In a major licensing deal, HBO will offer its biggest original series including The Sopranos and Big Love to Amazon Prime customers as part of an exclusive agreement reached between the two parties Wednesday.
The deal marks the first time HBO has exhibited its original series outside of its linear premium channels, it’s on demand services or its HBO GO digital service. Starting May 21 premium Amazon Prime customers will have access to such shows as Six Feet Under, The Wire, Big Love, Deadwood, Eastbound and Down, Family Tree, Enlightened, Treme, and early seasons of Boardwalk Empire and True Blood, said network officials. Under the deal, previous seasons of HBO shows, such as Girls, The Newsroom and Veep will become available over the course of the multi-year agreement, approximately three years after airing on HBO, the programmer said.
In addition, miniseries such as Band Of Brothers and John Adams will be made available to Amazon Prime.
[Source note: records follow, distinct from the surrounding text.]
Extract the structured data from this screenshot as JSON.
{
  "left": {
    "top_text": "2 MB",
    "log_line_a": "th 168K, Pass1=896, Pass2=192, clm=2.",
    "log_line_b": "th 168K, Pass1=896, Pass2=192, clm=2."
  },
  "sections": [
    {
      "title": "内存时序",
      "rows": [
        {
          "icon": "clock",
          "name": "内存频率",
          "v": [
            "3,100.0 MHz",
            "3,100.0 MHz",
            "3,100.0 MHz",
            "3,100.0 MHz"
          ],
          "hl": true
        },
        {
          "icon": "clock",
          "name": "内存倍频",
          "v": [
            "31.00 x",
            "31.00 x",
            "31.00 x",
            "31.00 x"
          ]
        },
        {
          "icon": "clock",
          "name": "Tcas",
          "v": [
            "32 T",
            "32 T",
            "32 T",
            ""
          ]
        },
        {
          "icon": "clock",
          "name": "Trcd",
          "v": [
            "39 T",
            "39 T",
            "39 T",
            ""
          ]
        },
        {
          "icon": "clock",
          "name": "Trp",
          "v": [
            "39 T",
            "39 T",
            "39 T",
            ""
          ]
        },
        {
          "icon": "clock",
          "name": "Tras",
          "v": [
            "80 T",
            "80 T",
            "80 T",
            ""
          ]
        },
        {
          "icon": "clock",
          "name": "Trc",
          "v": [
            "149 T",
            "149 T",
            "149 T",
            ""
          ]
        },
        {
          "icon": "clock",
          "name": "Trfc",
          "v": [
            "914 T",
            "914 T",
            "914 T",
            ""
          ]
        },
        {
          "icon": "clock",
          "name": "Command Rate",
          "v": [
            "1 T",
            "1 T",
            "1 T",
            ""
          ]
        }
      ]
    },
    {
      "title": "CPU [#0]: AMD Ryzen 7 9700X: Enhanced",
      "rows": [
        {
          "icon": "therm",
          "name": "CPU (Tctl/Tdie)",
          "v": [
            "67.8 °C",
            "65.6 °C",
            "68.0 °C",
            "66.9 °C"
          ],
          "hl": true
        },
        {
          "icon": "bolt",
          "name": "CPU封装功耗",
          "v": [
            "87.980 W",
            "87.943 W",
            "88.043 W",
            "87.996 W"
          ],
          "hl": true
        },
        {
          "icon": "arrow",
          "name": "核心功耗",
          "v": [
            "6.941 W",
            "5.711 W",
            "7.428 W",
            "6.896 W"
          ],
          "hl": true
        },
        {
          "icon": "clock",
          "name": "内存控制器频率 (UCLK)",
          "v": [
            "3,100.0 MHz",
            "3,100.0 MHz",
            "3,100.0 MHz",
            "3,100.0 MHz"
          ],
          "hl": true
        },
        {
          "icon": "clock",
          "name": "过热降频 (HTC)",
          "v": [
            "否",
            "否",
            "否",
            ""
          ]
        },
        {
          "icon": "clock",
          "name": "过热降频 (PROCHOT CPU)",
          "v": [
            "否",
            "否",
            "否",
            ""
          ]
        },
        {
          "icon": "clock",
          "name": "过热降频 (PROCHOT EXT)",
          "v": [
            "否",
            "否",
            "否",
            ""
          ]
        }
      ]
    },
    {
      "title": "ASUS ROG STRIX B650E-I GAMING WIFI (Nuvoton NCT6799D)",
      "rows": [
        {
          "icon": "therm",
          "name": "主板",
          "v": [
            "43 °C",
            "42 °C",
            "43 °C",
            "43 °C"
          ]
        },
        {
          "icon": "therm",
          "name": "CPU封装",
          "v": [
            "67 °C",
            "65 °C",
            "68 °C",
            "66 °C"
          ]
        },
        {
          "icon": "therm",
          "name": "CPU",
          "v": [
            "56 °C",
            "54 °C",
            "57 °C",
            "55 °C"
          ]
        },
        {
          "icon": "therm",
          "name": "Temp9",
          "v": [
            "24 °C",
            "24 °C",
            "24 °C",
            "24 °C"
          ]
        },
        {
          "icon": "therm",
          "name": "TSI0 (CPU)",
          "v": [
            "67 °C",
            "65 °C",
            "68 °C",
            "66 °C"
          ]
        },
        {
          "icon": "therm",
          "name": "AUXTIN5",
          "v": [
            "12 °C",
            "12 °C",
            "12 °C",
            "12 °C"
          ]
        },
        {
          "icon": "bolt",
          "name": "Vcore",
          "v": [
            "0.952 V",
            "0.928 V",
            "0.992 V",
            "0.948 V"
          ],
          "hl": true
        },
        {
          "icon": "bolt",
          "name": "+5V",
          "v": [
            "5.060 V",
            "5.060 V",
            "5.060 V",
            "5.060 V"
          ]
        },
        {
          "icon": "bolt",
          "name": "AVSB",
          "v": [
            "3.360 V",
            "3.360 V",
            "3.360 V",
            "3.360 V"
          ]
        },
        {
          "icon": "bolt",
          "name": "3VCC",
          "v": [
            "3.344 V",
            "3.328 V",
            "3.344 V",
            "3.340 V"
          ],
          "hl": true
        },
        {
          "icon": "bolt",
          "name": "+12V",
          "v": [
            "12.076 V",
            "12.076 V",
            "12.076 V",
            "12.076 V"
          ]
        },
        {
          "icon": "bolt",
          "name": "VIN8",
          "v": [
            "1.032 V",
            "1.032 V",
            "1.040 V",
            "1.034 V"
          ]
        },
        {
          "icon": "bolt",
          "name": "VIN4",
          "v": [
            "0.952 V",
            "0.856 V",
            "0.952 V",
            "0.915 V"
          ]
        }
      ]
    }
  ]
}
All content available on Amazon Prime will remain on HBO GO, according to the network.
Moreover, HBO Go will become available on Amazon’s Fire TV, the $99 digital streaming and gaming device that launched earlier this month.
HBO executive vice president of business and legal affairs Glenn Whitehead said in a statement regarding the deal that “as owners of our original programming, we have always sought to capitalize on that investment. Given our longstanding relationship with Amazon, we couldn’t think of a better partner to entrust with this valuable collection. We’re also excited to bring HBO GO to Amazon’s Fire TV. The features like unified voice search will provide a compelling experience for HBO customers.”
Brad Beale, director of content acquisition for Amazon, said “HBO has produced some of the most groundbreaking, beloved and award-winning shows in television history, with more than 115 Emmys amongst the assortment of shows coming to Prime members next month,” said. “HBO original content is some of the most-popular across Amazon Instant Video—our customers love watching these shows. Now Prime members can enjoy a collection of great HBO shows on an unlimited basis, at no additional cost to their Prime membership.”
OTT Competition Heats Up
The deal enters play as competition between Amazon Prime and Netflix, which doesn’t have access to the coveted HBO library, continues to heat up.
And getting an exclusive with HBO should help Amazon justify its recent decision to raise the price of Amazon Prime for U.S. subscribers by $20 – from $79 to $99 per year. In addition to access to a large streaming library, Amazon Prime also features free two-day shipping.
In January, Amazon CFO Tom Szkutak denied that that rising video licensing costs were among the drivers for the price hikes that Amazon was contemplating for Prime. However, the decision to raise the price did come as Amazon expands its video library via new licensing deals (of recent note, Amazon has inked content exclusives for Prime customers with Twenteith Century Fox, Tribeca Film, BBC America, MTV and FX, an Amazon official pointed out), as well as a growing selection of original fare.
Additionally, the Amazon Studios unit, plans to shoot all “full” original series being teed up this year in the 4K format. Amazon is also among the content providers that will deliver a package of 4K content to Samsung’s new line of Ultra HD TVs.
Amazon has not revealed an exact subscriber figure for Prime, only going as far as saying that it has signed up “tens of millions” of them. However, Bernstein Research analyst Carlos Kirjner estimated recently that there are 20 million to 25 million U.S. homes with at least one Amazon Prime account, and 70 million U.S. homes with an active Amazon.com account.
Netflix, which intends to raise monthly subscription fees for new customers by $1 or $2 per month later this year, ended the first quarter with 48.35 million total streaming subs -- 35.67 million in the U.S., and 13.62 million in its international markets.
-- Multichannel News technology editor Jeff Baumgartner contributed to this report.